**Problem requirements:** Would you please reproduce all the entries exactly, leaving the pictures out?

**Task data:**
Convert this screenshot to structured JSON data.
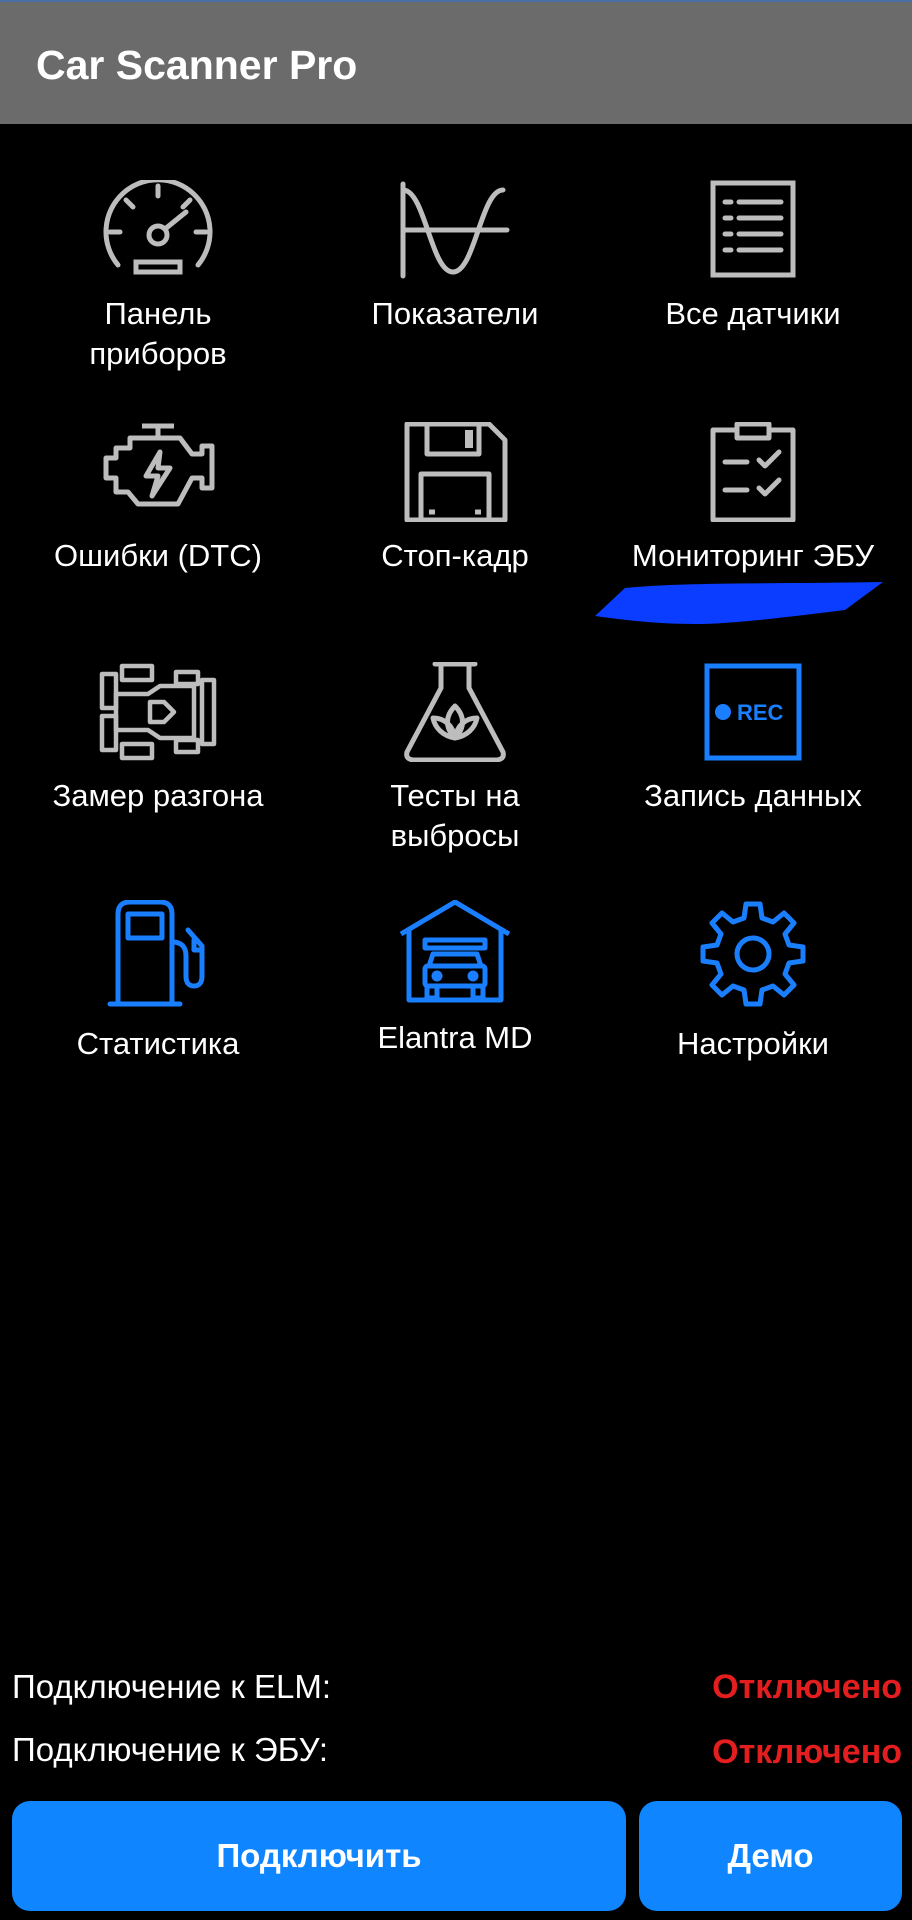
{
  "app_bar": {
    "title": "Car Scanner Pro"
  },
  "menu": {
    "items": [
      {
        "key": "dashboard",
        "label_line1": "Панель",
        "label_line2": "приборов",
        "icon": "speedometer-icon"
      },
      {
        "key": "indicators",
        "label_line1": "Показатели",
        "label_line2": "",
        "icon": "sine-wave-icon"
      },
      {
        "key": "all-sensors",
        "label_line1": "Все датчики",
        "label_line2": "",
        "icon": "list-icon"
      },
      {
        "key": "dtc",
        "label_line1": "Ошибки (DTC)",
        "label_line2": "",
        "icon": "engine-icon"
      },
      {
        "key": "freeze-frame",
        "label_line1": "Стоп-кадр",
        "label_line2": "",
        "icon": "floppy-disk-icon"
      },
      {
        "key": "ecu-monitoring",
        "label_line1": "Мониторинг ЭБУ",
        "label_line2": "",
        "icon": "clipboard-check-icon"
      },
      {
        "key": "acceleration",
        "label_line1": "Замер разгона",
        "label_line2": "",
        "icon": "race-car-icon"
      },
      {
        "key": "emission-tests",
        "label_line1": "Тесты на",
        "label_line2": "выбросы",
        "icon": "flask-leaf-icon"
      },
      {
        "key": "data-recording",
        "label_line1": "Запись данных",
        "label_line2": "",
        "icon": "rec-icon"
      },
      {
        "key": "statistics",
        "label_line1": "Статистика",
        "label_line2": "",
        "icon": "fuel-pump-icon"
      },
      {
        "key": "vehicle",
        "label_line1": "Elantra MD",
        "label_line2": "",
        "icon": "garage-car-icon"
      },
      {
        "key": "settings",
        "label_line1": "Настройки",
        "label_line2": "",
        "icon": "gear-icon"
      }
    ],
    "rec_text": "REC"
  },
  "status": {
    "elm_label": "Подключение к ELM:",
    "elm_value": "Отключено",
    "ecu_label": "Подключение к ЭБУ:",
    "ecu_value": "Отключено"
  },
  "actions": {
    "connect_label": "Подключить",
    "demo_label": "Демо"
  },
  "colors": {
    "app_bar": "#6b6b6b",
    "background": "#000000",
    "icon_gray": "#bdbdbd",
    "icon_blue": "#1a7fff",
    "status_red": "#e41e1e",
    "button_blue": "#0f86ff",
    "scribble_blue": "#0a3dff"
  }
}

**Response below:**
Convert this screenshot to structured JSON data.
{
  "app_bar": {
    "title": "Car Scanner Pro"
  },
  "menu": {
    "items": [
      {
        "key": "dashboard",
        "label_line1": "Панель",
        "label_line2": "приборов",
        "icon": "speedometer-icon"
      },
      {
        "key": "indicators",
        "label_line1": "Показатели",
        "label_line2": "",
        "icon": "sine-wave-icon"
      },
      {
        "key": "all-sensors",
        "label_line1": "Все датчики",
        "label_line2": "",
        "icon": "list-icon"
      },
      {
        "key": "dtc",
        "label_line1": "Ошибки (DTC)",
        "label_line2": "",
        "icon": "engine-icon"
      },
      {
        "key": "freeze-frame",
        "label_line1": "Стоп-кадр",
        "label_line2": "",
        "icon": "floppy-disk-icon"
      },
      {
        "key": "ecu-monitoring",
        "label_line1": "Мониторинг ЭБУ",
        "label_line2": "",
        "icon": "clipboard-check-icon"
      },
      {
        "key": "acceleration",
        "label_line1": "Замер разгона",
        "label_line2": "",
        "icon": "race-car-icon"
      },
      {
        "key": "emission-tests",
        "label_line1": "Тесты на",
        "label_line2": "выбросы",
        "icon": "flask-leaf-icon"
      },
      {
        "key": "data-recording",
        "label_line1": "Запись данных",
        "label_line2": "",
        "icon": "rec-icon"
      },
      {
        "key": "statistics",
        "label_line1": "Статистика",
        "label_line2": "",
        "icon": "fuel-pump-icon"
      },
      {
        "key": "vehicle",
        "label_line1": "Elantra MD",
        "label_line2": "",
        "icon": "garage-car-icon"
      },
      {
        "key": "settings",
        "label_line1": "Настройки",
        "label_line2": "",
        "icon": "gear-icon"
      }
    ],
    "rec_text": "REC"
  },
  "status": {
    "elm_label": "Подключение к ELM:",
    "elm_value": "Отключено",
    "ecu_label": "Подключение к ЭБУ:",
    "ecu_value": "Отключено"
  },
  "actions": {
    "connect_label": "Подключить",
    "demo_label": "Демо"
  },
  "colors": {
    "app_bar": "#6b6b6b",
    "background": "#000000",
    "icon_gray": "#bdbdbd",
    "icon_blue": "#1a7fff",
    "status_red": "#e41e1e",
    "button_blue": "#0f86ff",
    "scribble_blue": "#0a3dff"
  }
}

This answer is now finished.